§ **TRY IT**: Copy every entry as is. Leave images out.

§ **AVAILABLE DATA**:

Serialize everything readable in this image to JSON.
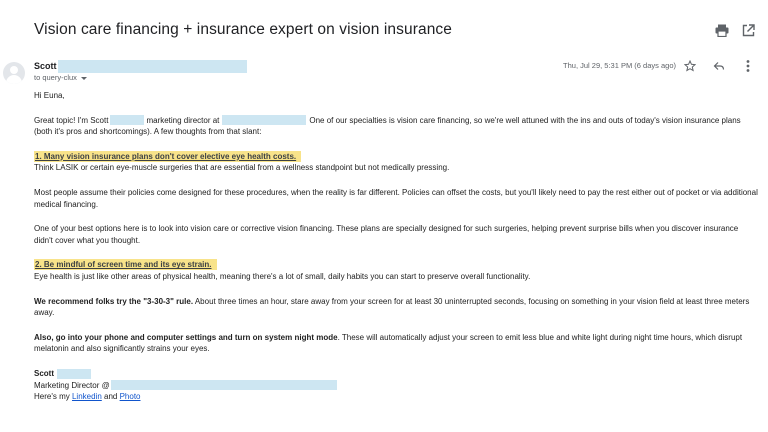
{
  "email": {
    "subject": "Vision care financing + insurance expert on vision insurance",
    "sender_name": "Scott",
    "sender_email_redacted": true,
    "to_label": "to query-clux",
    "timestamp": "Thu, Jul 29, 5:31 PM (6 days ago)",
    "greeting": "Hi Euna,",
    "intro_a": "Great topic! I'm Scott",
    "intro_b": "marketing director at",
    "intro_c": "One of our specialties is vision care financing, so we're well attuned with the ins and outs of today's vision insurance plans (both it's pros and shortcomings). A few thoughts from that slant:",
    "heading1": "1. Many vision insurance plans don't cover elective eye health costs.",
    "p1": "Think LASIK or certain eye-muscle surgeries that are essential from a wellness standpoint but not medically pressing.",
    "p2": "Most people assume their policies come designed for these procedures, when the reality is far different. Policies can offset the costs, but you'll likely need to pay the rest either out of pocket or via additional medical financing.",
    "p3": "One of your best options here is to look into vision care or corrective vision financing. These plans are specially designed for such surgeries, helping prevent surprise bills when you discover insurance didn't cover what you thought.",
    "heading2": "2. Be mindful of screen time and its eye strain.",
    "p4": "Eye health is just like other areas of physical health, meaning there's a lot of small, daily habits you can start to preserve overall functionality.",
    "p5_bold": "We recommend folks try the \"3-30-3\" rule.",
    "p5_rest": " About three times an hour, stare away from your screen for at least 30 uninterrupted seconds, focusing on something in your vision field at least three meters away.",
    "p6_bold": "Also, go into your phone and computer settings and turn on system night mode",
    "p6_rest": ". These will automatically adjust your screen to emit less blue and white light during night time hours, which disrupt melatonin and also significantly strains your eyes.",
    "sig_name": "Scott",
    "sig_title": "Marketing Director @",
    "sig_links_prefix": "Here's my ",
    "sig_link1": "Linkedin",
    "sig_and": " and ",
    "sig_link2": "Photo"
  },
  "icons": {
    "print": "print-icon",
    "open_new_window": "open-in-new-icon",
    "star": "star-icon",
    "reply": "reply-icon",
    "more": "more-vert-icon",
    "avatar": "avatar-icon"
  },
  "colors": {
    "highlight": "#f8e38a",
    "redaction": "#cde6f2",
    "link": "#1155cc"
  }
}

§ **SOLUTION FOR THIS EXERCISE**:
Serialize everything readable in this image to JSON.
{
  "email": {
    "subject": "Vision care financing + insurance expert on vision insurance",
    "sender_name": "Scott",
    "sender_email_redacted": true,
    "to_label": "to query-clux",
    "timestamp": "Thu, Jul 29, 5:31 PM (6 days ago)",
    "greeting": "Hi Euna,",
    "intro_a": "Great topic! I'm Scott",
    "intro_b": "marketing director at",
    "intro_c": "One of our specialties is vision care financing, so we're well attuned with the ins and outs of today's vision insurance plans (both it's pros and shortcomings). A few thoughts from that slant:",
    "heading1": "1. Many vision insurance plans don't cover elective eye health costs.",
    "p1": "Think LASIK or certain eye-muscle surgeries that are essential from a wellness standpoint but not medically pressing.",
    "p2": "Most people assume their policies come designed for these procedures, when the reality is far different. Policies can offset the costs, but you'll likely need to pay the rest either out of pocket or via additional medical financing.",
    "p3": "One of your best options here is to look into vision care or corrective vision financing. These plans are specially designed for such surgeries, helping prevent surprise bills when you discover insurance didn't cover what you thought.",
    "heading2": "2. Be mindful of screen time and its eye strain.",
    "p4": "Eye health is just like other areas of physical health, meaning there's a lot of small, daily habits you can start to preserve overall functionality.",
    "p5_bold": "We recommend folks try the \"3-30-3\" rule.",
    "p5_rest": " About three times an hour, stare away from your screen for at least 30 uninterrupted seconds, focusing on something in your vision field at least three meters away.",
    "p6_bold": "Also, go into your phone and computer settings and turn on system night mode",
    "p6_rest": ". These will automatically adjust your screen to emit less blue and white light during night time hours, which disrupt melatonin and also significantly strains your eyes.",
    "sig_name": "Scott",
    "sig_title": "Marketing Director @",
    "sig_links_prefix": "Here's my ",
    "sig_link1": "Linkedin",
    "sig_and": " and ",
    "sig_link2": "Photo"
  },
  "icons": {
    "print": "print-icon",
    "open_new_window": "open-in-new-icon",
    "star": "star-icon",
    "reply": "reply-icon",
    "more": "more-vert-icon",
    "avatar": "avatar-icon"
  },
  "colors": {
    "highlight": "#f8e38a",
    "redaction": "#cde6f2",
    "link": "#1155cc"
  }
}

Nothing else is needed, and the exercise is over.